|The Hubble telescope launched in 1990. Credit: NASA
Topics: Astronomy, Astrophysics, NASA, Politics, Research
Yet another casualty: science. The NSF, NOAA and other related sites are either down, or limited. Research is slow to crippled. The FDA is discontinuing food inspections. Any delay in industry was almost a death sentence in semiconductors, as your competitors took advantage of your tardiness to market, and sped past you. This is Economics 101 one would THINK a "businessman" would understand, but tariffs seem a mystery to him. A months long, or year-long shutdown as threatened by this hostage situation, will cause our economy and along with it the world's to falter. I can't imagine China or Russia standing still while our orange child throws a tantrum for his wailing/whining wall pablum. "Winning"... #MCGA, #MRGA
Aging telescope’s wide-field camera fails while key NASA staff are on involuntary, indefinite leave due to political impasse.
One of the Hubble Space Telescope’s main instruments stopped working on 8 January because of an unspecified hardware problem, NASA says. Engineers are unlikely to be able to fix the aging telescope until the ongoing US government shutdown ends — whenever that might be.
Hubble’s mission operations are based at NASA’s Goddard Space Flight Center in Greenbelt, Maryland, where most employees are on involuntary leave during the shutdown. A few people who operate spacecraft that are actively flying, including Hubble, have been allowed to keep working.
But fixing the problem with Hubble, which is almost 30 years old, will almost certainly involve additional government employees who are forbidden to work during the shutdown. NASA has formed an investigative team, composed primarily of contractors and experts from its industry partners, to examine the technical troubles.
Federal law allows agencies to keep some personnel working during a shutdown if they are deemed necessary to protect life and property.

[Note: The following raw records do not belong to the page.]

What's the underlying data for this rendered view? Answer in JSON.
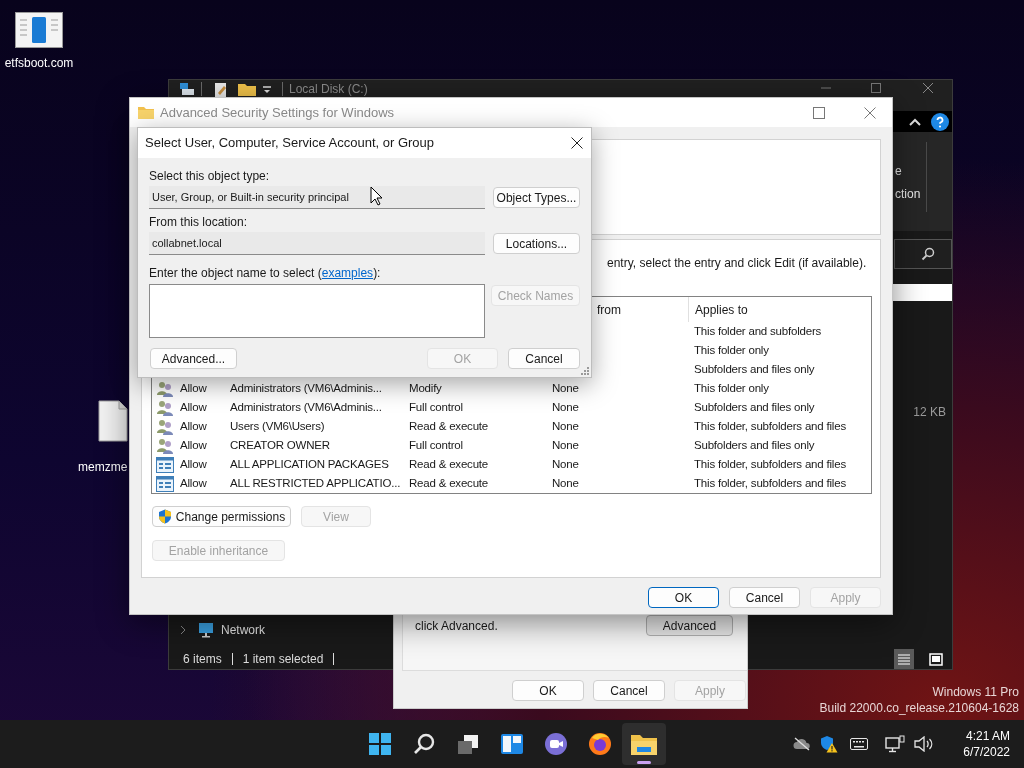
{
  "desktop": {
    "icons": [
      {
        "label": "etfsboot.com",
        "kind": "app"
      },
      {
        "label": "memzme",
        "kind": "file"
      }
    ]
  },
  "explorer": {
    "title": "Local Disk (C:)",
    "ribbon_fragments": [
      "e",
      "ction"
    ],
    "file_size": "12 KB",
    "nav_item": "Network",
    "status": [
      "6 items",
      "1 item selected"
    ]
  },
  "properties_dialog": {
    "note": "click Advanced.",
    "advanced_button": "Advanced",
    "buttons": [
      {
        "label": "OK",
        "disabled": false
      },
      {
        "label": "Cancel",
        "disabled": false
      },
      {
        "label": "Apply",
        "disabled": true
      }
    ]
  },
  "advanced_security": {
    "title": "Advanced Security Settings for Windows",
    "instruction": "entry, select the entry and click Edit (if available).",
    "columns": {
      "column_4": "from",
      "column_5": "Applies to"
    },
    "rows": [
      {
        "applies_to": "This folder and subfolders"
      },
      {
        "applies_to": "This folder only"
      },
      {
        "applies_to": "Subfolders and files only"
      },
      {
        "kind": "group",
        "type": "Allow",
        "principal": "Administrators (VM6\\Adminis...",
        "access": "Modify",
        "inherited": "None",
        "applies_to": "This folder only"
      },
      {
        "kind": "group",
        "type": "Allow",
        "principal": "Administrators (VM6\\Adminis...",
        "access": "Full control",
        "inherited": "None",
        "applies_to": "Subfolders and files only"
      },
      {
        "kind": "group",
        "type": "Allow",
        "principal": "Users (VM6\\Users)",
        "access": "Read & execute",
        "inherited": "None",
        "applies_to": "This folder, subfolders and files"
      },
      {
        "kind": "group",
        "type": "Allow",
        "principal": "CREATOR OWNER",
        "access": "Full control",
        "inherited": "None",
        "applies_to": "Subfolders and files only"
      },
      {
        "kind": "package",
        "type": "Allow",
        "principal": "ALL APPLICATION PACKAGES",
        "access": "Read & execute",
        "inherited": "None",
        "applies_to": "This folder, subfolders and files"
      },
      {
        "kind": "package",
        "type": "Allow",
        "principal": "ALL RESTRICTED APPLICATIO...",
        "access": "Read & execute",
        "inherited": "None",
        "applies_to": "This folder, subfolders and files"
      }
    ],
    "actions": [
      {
        "label": "Change permissions",
        "disabled": false,
        "shield": true
      },
      {
        "label": "View",
        "disabled": true,
        "shield": false
      }
    ],
    "inheritance_button": {
      "label": "Enable inheritance",
      "disabled": true
    },
    "buttons": [
      {
        "label": "OK",
        "disabled": false,
        "default": true
      },
      {
        "label": "Cancel",
        "disabled": false,
        "default": false
      },
      {
        "label": "Apply",
        "disabled": true,
        "default": false
      }
    ]
  },
  "select_dialog": {
    "title": "Select User, Computer, Service Account, or Group",
    "object_type_label": "Select this object type:",
    "object_type": "User, Group, or Built-in security principal",
    "object_types_button": "Object Types...",
    "location_label": "From this location:",
    "location": "collabnet.local",
    "locations_button": "Locations...",
    "name_label_before": "Enter the object name to select (",
    "name_label_link": "examples",
    "name_label_after": "):",
    "check_names": {
      "label": "Check Names",
      "disabled": true
    },
    "buttons": [
      {
        "label": "Advanced...",
        "disabled": false
      },
      {
        "label": "OK",
        "disabled": true
      },
      {
        "label": "Cancel",
        "disabled": false
      }
    ]
  },
  "taskbar": {
    "apps": [
      {
        "kind": "start",
        "active": false
      },
      {
        "kind": "search",
        "active": false
      },
      {
        "kind": "task_view",
        "active": false
      },
      {
        "kind": "widgets",
        "active": false
      },
      {
        "kind": "chat",
        "active": false
      },
      {
        "kind": "browser",
        "active": false
      },
      {
        "kind": "explorer",
        "active": true
      }
    ],
    "clock": {
      "time": "4:21 AM",
      "date": "6/7/2022"
    }
  },
  "watermark": [
    "Windows 11 Pro",
    "Build 22000.co_release.210604-1628"
  ]
}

It is not clear whether NASA might request an emergency exception to allow repairs to Hubble before the shutdown — now in its 19th day — ends.
Hubble telescope camera is broken — and US government shutdown could delay repairs
Alexandra Witze, Nature
About the Hubble Space Telescope, NASA